══ Records for the exercise
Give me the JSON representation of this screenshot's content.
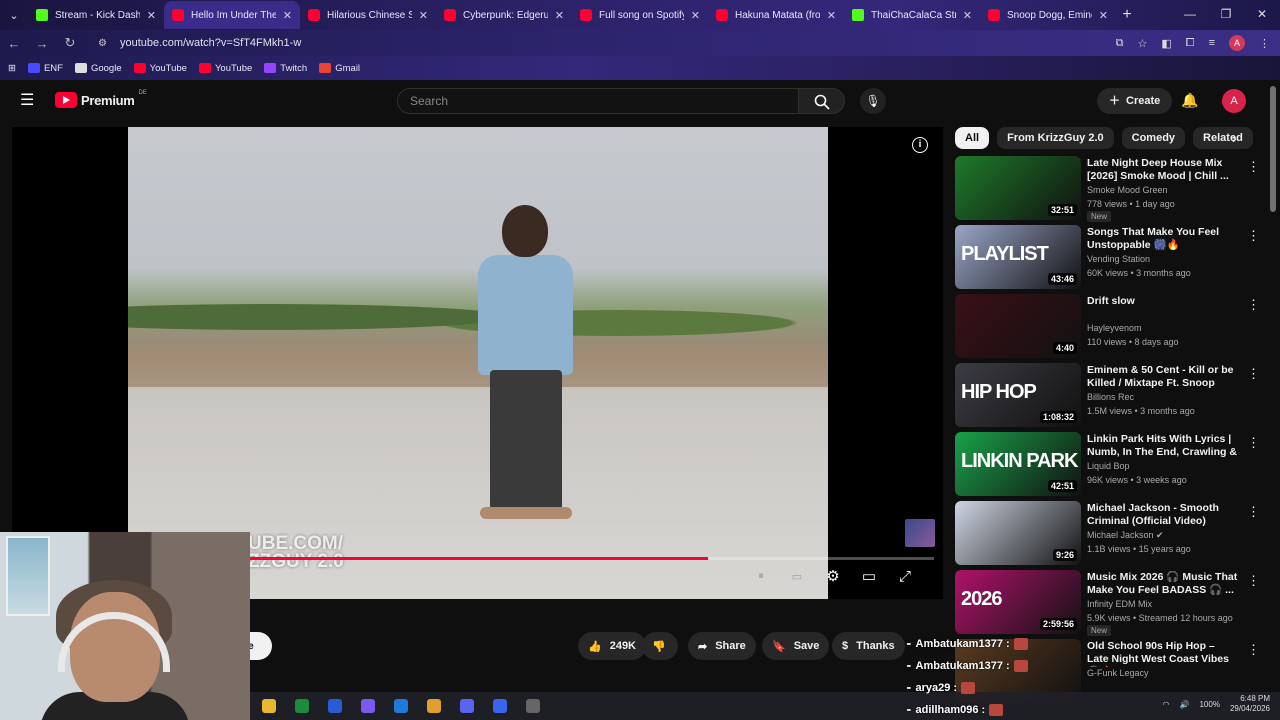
{
  "browser": {
    "tabs": [
      {
        "title": "Stream - Kick Dashb",
        "type": "kick"
      },
      {
        "title": "Hello Im Under The",
        "type": "yt",
        "active": true
      },
      {
        "title": "Hilarious Chinese So",
        "type": "yt"
      },
      {
        "title": "Cyberpunk: Edgerun",
        "type": "yt"
      },
      {
        "title": "Full song on Spotify",
        "type": "yt"
      },
      {
        "title": "Hakuna Matata (fro",
        "type": "yt"
      },
      {
        "title": "ThaiChaCalaCa Strea",
        "type": "kick"
      },
      {
        "title": "Snoop Dogg, Emine",
        "type": "yt"
      }
    ],
    "url": "youtube.com/watch?v=SfT4FMkh1-w",
    "profile_initial": "A",
    "bookmarks": [
      {
        "label": "ENF",
        "color": "#4a4aff"
      },
      {
        "label": "Google",
        "color": "#dddddd"
      },
      {
        "label": "YouTube",
        "color": "#ff0033"
      },
      {
        "label": "YouTube",
        "color": "#ff0033"
      },
      {
        "label": "Twitch",
        "color": "#9146ff"
      },
      {
        "label": "Gmail",
        "color": "#ea4335"
      }
    ]
  },
  "youtube": {
    "logo_text": "Premium",
    "country_code": "DE",
    "search_placeholder": "Search",
    "create_label": "Create",
    "avatar_initial": "A",
    "watermark_line1": "UBE.COM/",
    "watermark_line2": "ZZGUY 2.0",
    "progress": 0.67,
    "actions": {
      "subscribe": "be",
      "likes": "249K",
      "share": "Share",
      "save": "Save",
      "thanks": "Thanks"
    },
    "chips": [
      "All",
      "From KrizzGuy 2.0",
      "Comedy",
      "Related"
    ],
    "recommendations": [
      {
        "title": "Late Night Deep House Mix [2026] Smoke Mood | Chill ...",
        "channel": "Smoke Mood Green",
        "meta": "778 views • 1 day ago",
        "badge": "New",
        "duration": "32:51",
        "thumb": "#1f7a2a"
      },
      {
        "title": "Songs That Make You Feel Unstoppable 🎆🔥",
        "channel": "Vending Station",
        "meta": "60K views • 3 months ago",
        "badge": "",
        "duration": "43:46",
        "thumb": "#9aa6c8",
        "overlay": "PLAYLIST"
      },
      {
        "title": "Drift slow",
        "channel": "Hayleyvenom",
        "meta": "110 views • 8 days ago",
        "badge": "",
        "duration": "4:40",
        "thumb": "#3a1016"
      },
      {
        "title": "Eminem & 50 Cent - Kill or be Killed / Mixtape Ft. Snoop Dog...",
        "channel": "Billions Rec",
        "meta": "1.5M views • 3 months ago",
        "badge": "",
        "duration": "1:08:32",
        "thumb": "#3c3c44",
        "overlay": "HIP HOP"
      },
      {
        "title": "Linkin Park Hits With Lyrics | Numb, In The End, Crawling & ...",
        "channel": "Liquid Bop",
        "meta": "96K views • 3 weeks ago",
        "badge": "",
        "duration": "42:51",
        "thumb": "#1aa24a",
        "overlay": "LINKIN PARK"
      },
      {
        "title": "Michael Jackson - Smooth Criminal (Official Video)",
        "channel": "Michael Jackson ✔",
        "meta": "1.1B views • 15 years ago",
        "badge": "",
        "duration": "9:26",
        "thumb": "#cfd6e4"
      },
      {
        "title": "Music Mix 2026 🎧 Music That Make You Feel BADASS 🎧 ...",
        "channel": "Infinity EDM Mix",
        "meta": "5.9K views • Streamed 12 hours ago",
        "badge": "New",
        "duration": "2:59:56",
        "thumb": "#b0126a",
        "overlay": "2026"
      },
      {
        "title": "Old School 90s Hip Hop – Late Night West Coast Vibes 🎧🔥",
        "channel": "G-Funk Legacy",
        "meta": "",
        "badge": "",
        "duration": "",
        "thumb": "#5a3a20"
      }
    ]
  },
  "chat": [
    {
      "user": "Ambatukam1377 :"
    },
    {
      "user": "Ambatukam1377 :"
    },
    {
      "user": "arya29 :"
    },
    {
      "user": "adillham096 :"
    }
  ],
  "taskbar": {
    "apps": [
      "#e8b92f",
      "#1e8a3e",
      "#2a5bd7",
      "#7a5af0",
      "#1f7ad8",
      "#e0a030",
      "#5865f2",
      "#3a63f0",
      "#666"
    ],
    "battery": "100%",
    "time": "6:48 PM",
    "date": "29/04/2026"
  }
}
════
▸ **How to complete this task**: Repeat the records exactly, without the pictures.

▸ **Task result**:
Give me the JSON representation of this screenshot's content.
{
  "browser": {
    "tabs": [
      {
        "title": "Stream - Kick Dashb",
        "type": "kick"
      },
      {
        "title": "Hello Im Under The",
        "type": "yt",
        "active": true
      },
      {
        "title": "Hilarious Chinese So",
        "type": "yt"
      },
      {
        "title": "Cyberpunk: Edgerun",
        "type": "yt"
      },
      {
        "title": "Full song on Spotify",
        "type": "yt"
      },
      {
        "title": "Hakuna Matata (fro",
        "type": "yt"
      },
      {
        "title": "ThaiChaCalaCa Strea",
        "type": "kick"
      },
      {
        "title": "Snoop Dogg, Emine",
        "type": "yt"
      }
    ],
    "url": "youtube.com/watch?v=SfT4FMkh1-w",
    "profile_initial": "A",
    "bookmarks": [
      {
        "label": "ENF",
        "color": "#4a4aff"
      },
      {
        "label": "Google",
        "color": "#dddddd"
      },
      {
        "label": "YouTube",
        "color": "#ff0033"
      },
      {
        "label": "YouTube",
        "color": "#ff0033"
      },
      {
        "label": "Twitch",
        "color": "#9146ff"
      },
      {
        "label": "Gmail",
        "color": "#ea4335"
      }
    ]
  },
  "youtube": {
    "logo_text": "Premium",
    "country_code": "DE",
    "search_placeholder": "Search",
    "create_label": "Create",
    "avatar_initial": "A",
    "watermark_line1": "UBE.COM/",
    "watermark_line2": "ZZGUY 2.0",
    "progress": 0.67,
    "actions": {
      "subscribe": "be",
      "likes": "249K",
      "share": "Share",
      "save": "Save",
      "thanks": "Thanks"
    },
    "chips": [
      "All",
      "From KrizzGuy 2.0",
      "Comedy",
      "Related"
    ],
    "recommendations": [
      {
        "title": "Late Night Deep House Mix [2026] Smoke Mood | Chill ...",
        "channel": "Smoke Mood Green",
        "meta": "778 views • 1 day ago",
        "badge": "New",
        "duration": "32:51",
        "thumb": "#1f7a2a"
      },
      {
        "title": "Songs That Make You Feel Unstoppable 🎆🔥",
        "channel": "Vending Station",
        "meta": "60K views • 3 months ago",
        "badge": "",
        "duration": "43:46",
        "thumb": "#9aa6c8",
        "overlay": "PLAYLIST"
      },
      {
        "title": "Drift slow",
        "channel": "Hayleyvenom",
        "meta": "110 views • 8 days ago",
        "badge": "",
        "duration": "4:40",
        "thumb": "#3a1016"
      },
      {
        "title": "Eminem & 50 Cent - Kill or be Killed / Mixtape Ft. Snoop Dog...",
        "channel": "Billions Rec",
        "meta": "1.5M views • 3 months ago",
        "badge": "",
        "duration": "1:08:32",
        "thumb": "#3c3c44",
        "overlay": "HIP HOP"
      },
      {
        "title": "Linkin Park Hits With Lyrics | Numb, In The End, Crawling & ...",
        "channel": "Liquid Bop",
        "meta": "96K views • 3 weeks ago",
        "badge": "",
        "duration": "42:51",
        "thumb": "#1aa24a",
        "overlay": "LINKIN PARK"
      },
      {
        "title": "Michael Jackson - Smooth Criminal (Official Video)",
        "channel": "Michael Jackson ✔",
        "meta": "1.1B views • 15 years ago",
        "badge": "",
        "duration": "9:26",
        "thumb": "#cfd6e4"
      },
      {
        "title": "Music Mix 2026 🎧 Music That Make You Feel BADASS 🎧 ...",
        "channel": "Infinity EDM Mix",
        "meta": "5.9K views • Streamed 12 hours ago",
        "badge": "New",
        "duration": "2:59:56",
        "thumb": "#b0126a",
        "overlay": "2026"
      },
      {
        "title": "Old School 90s Hip Hop – Late Night West Coast Vibes 🎧🔥",
        "channel": "G-Funk Legacy",
        "meta": "",
        "badge": "",
        "duration": "",
        "thumb": "#5a3a20"
      }
    ]
  },
  "chat": [
    {
      "user": "Ambatukam1377 :"
    },
    {
      "user": "Ambatukam1377 :"
    },
    {
      "user": "arya29 :"
    },
    {
      "user": "adillham096 :"
    }
  ],
  "taskbar": {
    "apps": [
      "#e8b92f",
      "#1e8a3e",
      "#2a5bd7",
      "#7a5af0",
      "#1f7ad8",
      "#e0a030",
      "#5865f2",
      "#3a63f0",
      "#666"
    ],
    "battery": "100%",
    "time": "6:48 PM",
    "date": "29/04/2026"
  }
}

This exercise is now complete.